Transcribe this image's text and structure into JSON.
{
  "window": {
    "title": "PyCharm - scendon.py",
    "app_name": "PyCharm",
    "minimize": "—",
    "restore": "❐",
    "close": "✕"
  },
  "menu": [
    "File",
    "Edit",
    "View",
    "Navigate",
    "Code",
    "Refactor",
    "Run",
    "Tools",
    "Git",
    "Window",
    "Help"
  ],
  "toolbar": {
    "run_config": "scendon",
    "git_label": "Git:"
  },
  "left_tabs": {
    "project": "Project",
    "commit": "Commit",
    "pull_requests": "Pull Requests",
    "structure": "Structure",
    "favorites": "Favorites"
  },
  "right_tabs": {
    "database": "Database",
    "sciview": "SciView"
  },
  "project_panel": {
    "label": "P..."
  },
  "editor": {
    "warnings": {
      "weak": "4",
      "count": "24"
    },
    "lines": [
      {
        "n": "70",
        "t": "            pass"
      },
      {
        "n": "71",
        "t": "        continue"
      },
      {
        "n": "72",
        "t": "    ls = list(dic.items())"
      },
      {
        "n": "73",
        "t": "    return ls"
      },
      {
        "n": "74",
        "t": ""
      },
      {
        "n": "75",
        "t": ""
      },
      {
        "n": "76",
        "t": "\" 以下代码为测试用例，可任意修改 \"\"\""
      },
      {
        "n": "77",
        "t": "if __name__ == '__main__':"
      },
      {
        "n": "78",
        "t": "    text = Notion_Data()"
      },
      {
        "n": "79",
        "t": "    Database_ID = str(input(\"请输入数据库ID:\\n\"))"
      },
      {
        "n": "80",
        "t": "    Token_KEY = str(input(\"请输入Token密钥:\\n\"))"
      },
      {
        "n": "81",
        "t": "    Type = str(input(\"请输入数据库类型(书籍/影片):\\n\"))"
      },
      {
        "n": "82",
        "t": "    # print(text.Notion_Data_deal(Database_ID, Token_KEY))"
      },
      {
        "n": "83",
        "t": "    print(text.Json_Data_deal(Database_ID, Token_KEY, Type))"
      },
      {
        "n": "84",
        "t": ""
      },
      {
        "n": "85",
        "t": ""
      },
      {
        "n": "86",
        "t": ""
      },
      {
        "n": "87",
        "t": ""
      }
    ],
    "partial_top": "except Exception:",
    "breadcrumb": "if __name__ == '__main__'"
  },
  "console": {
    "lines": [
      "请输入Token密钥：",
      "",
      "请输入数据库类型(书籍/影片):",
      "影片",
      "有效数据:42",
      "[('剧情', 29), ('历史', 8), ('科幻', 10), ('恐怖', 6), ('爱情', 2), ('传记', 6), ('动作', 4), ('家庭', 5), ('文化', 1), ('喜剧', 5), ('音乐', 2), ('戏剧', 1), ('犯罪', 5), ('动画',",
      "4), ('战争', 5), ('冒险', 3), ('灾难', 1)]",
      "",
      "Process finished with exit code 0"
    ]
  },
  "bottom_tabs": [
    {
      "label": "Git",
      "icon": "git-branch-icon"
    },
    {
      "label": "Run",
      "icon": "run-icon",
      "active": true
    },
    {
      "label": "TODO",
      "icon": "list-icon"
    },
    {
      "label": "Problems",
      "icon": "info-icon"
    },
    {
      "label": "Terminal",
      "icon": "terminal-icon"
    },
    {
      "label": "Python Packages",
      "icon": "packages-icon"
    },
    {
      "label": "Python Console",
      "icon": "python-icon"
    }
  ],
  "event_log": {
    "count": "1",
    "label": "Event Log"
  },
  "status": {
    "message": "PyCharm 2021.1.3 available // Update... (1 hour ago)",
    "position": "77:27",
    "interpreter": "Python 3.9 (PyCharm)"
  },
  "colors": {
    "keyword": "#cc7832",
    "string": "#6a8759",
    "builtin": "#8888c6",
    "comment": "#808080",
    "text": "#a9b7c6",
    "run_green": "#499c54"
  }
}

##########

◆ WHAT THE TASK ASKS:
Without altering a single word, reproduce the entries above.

◆ TASK RESULT:
Transcribe this image's text and structure into JSON.
{
  "window": {
    "title": "PyCharm - scendon.py",
    "app_name": "PyCharm",
    "minimize": "—",
    "restore": "❐",
    "close": "✕"
  },
  "menu": [
    "File",
    "Edit",
    "View",
    "Navigate",
    "Code",
    "Refactor",
    "Run",
    "Tools",
    "Git",
    "Window",
    "Help"
  ],
  "toolbar": {
    "run_config": "scendon",
    "git_label": "Git:"
  },
  "left_tabs": {
    "project": "Project",
    "commit": "Commit",
    "pull_requests": "Pull Requests",
    "structure": "Structure",
    "favorites": "Favorites"
  },
  "right_tabs": {
    "database": "Database",
    "sciview": "SciView"
  },
  "project_panel": {
    "label": "P..."
  },
  "editor": {
    "warnings": {
      "weak": "4",
      "count": "24"
    },
    "lines": [
      {
        "n": "70",
        "t": "            pass"
      },
      {
        "n": "71",
        "t": "        continue"
      },
      {
        "n": "72",
        "t": "    ls = list(dic.items())"
      },
      {
        "n": "73",
        "t": "    return ls"
      },
      {
        "n": "74",
        "t": ""
      },
      {
        "n": "75",
        "t": ""
      },
      {
        "n": "76",
        "t": "\" 以下代码为测试用例，可任意修改 \"\"\""
      },
      {
        "n": "77",
        "t": "if __name__ == '__main__':"
      },
      {
        "n": "78",
        "t": "    text = Notion_Data()"
      },
      {
        "n": "79",
        "t": "    Database_ID = str(input(\"请输入数据库ID:\\n\"))"
      },
      {
        "n": "80",
        "t": "    Token_KEY = str(input(\"请输入Token密钥:\\n\"))"
      },
      {
        "n": "81",
        "t": "    Type = str(input(\"请输入数据库类型(书籍/影片):\\n\"))"
      },
      {
        "n": "82",
        "t": "    # print(text.Notion_Data_deal(Database_ID, Token_KEY))"
      },
      {
        "n": "83",
        "t": "    print(text.Json_Data_deal(Database_ID, Token_KEY, Type))"
      },
      {
        "n": "84",
        "t": ""
      },
      {
        "n": "85",
        "t": ""
      },
      {
        "n": "86",
        "t": ""
      },
      {
        "n": "87",
        "t": ""
      }
    ],
    "partial_top": "except Exception:",
    "breadcrumb": "if __name__ == '__main__'"
  },
  "console": {
    "lines": [
      "请输入Token密钥：",
      "",
      "请输入数据库类型(书籍/影片):",
      "影片",
      "有效数据:42",
      "[('剧情', 29), ('历史', 8), ('科幻', 10), ('恐怖', 6), ('爱情', 2), ('传记', 6), ('动作', 4), ('家庭', 5), ('文化', 1), ('喜剧', 5), ('音乐', 2), ('戏剧', 1), ('犯罪', 5), ('动画',",
      "4), ('战争', 5), ('冒险', 3), ('灾难', 1)]",
      "",
      "Process finished with exit code 0"
    ]
  },
  "bottom_tabs": [
    {
      "label": "Git",
      "icon": "git-branch-icon"
    },
    {
      "label": "Run",
      "icon": "run-icon",
      "active": true
    },
    {
      "label": "TODO",
      "icon": "list-icon"
    },
    {
      "label": "Problems",
      "icon": "info-icon"
    },
    {
      "label": "Terminal",
      "icon": "terminal-icon"
    },
    {
      "label": "Python Packages",
      "icon": "packages-icon"
    },
    {
      "label": "Python Console",
      "icon": "python-icon"
    }
  ],
  "event_log": {
    "count": "1",
    "label": "Event Log"
  },
  "status": {
    "message": "PyCharm 2021.1.3 available // Update... (1 hour ago)",
    "position": "77:27",
    "interpreter": "Python 3.9 (PyCharm)"
  },
  "colors": {
    "keyword": "#cc7832",
    "string": "#6a8759",
    "builtin": "#8888c6",
    "comment": "#808080",
    "text": "#a9b7c6",
    "run_green": "#499c54"
  }
}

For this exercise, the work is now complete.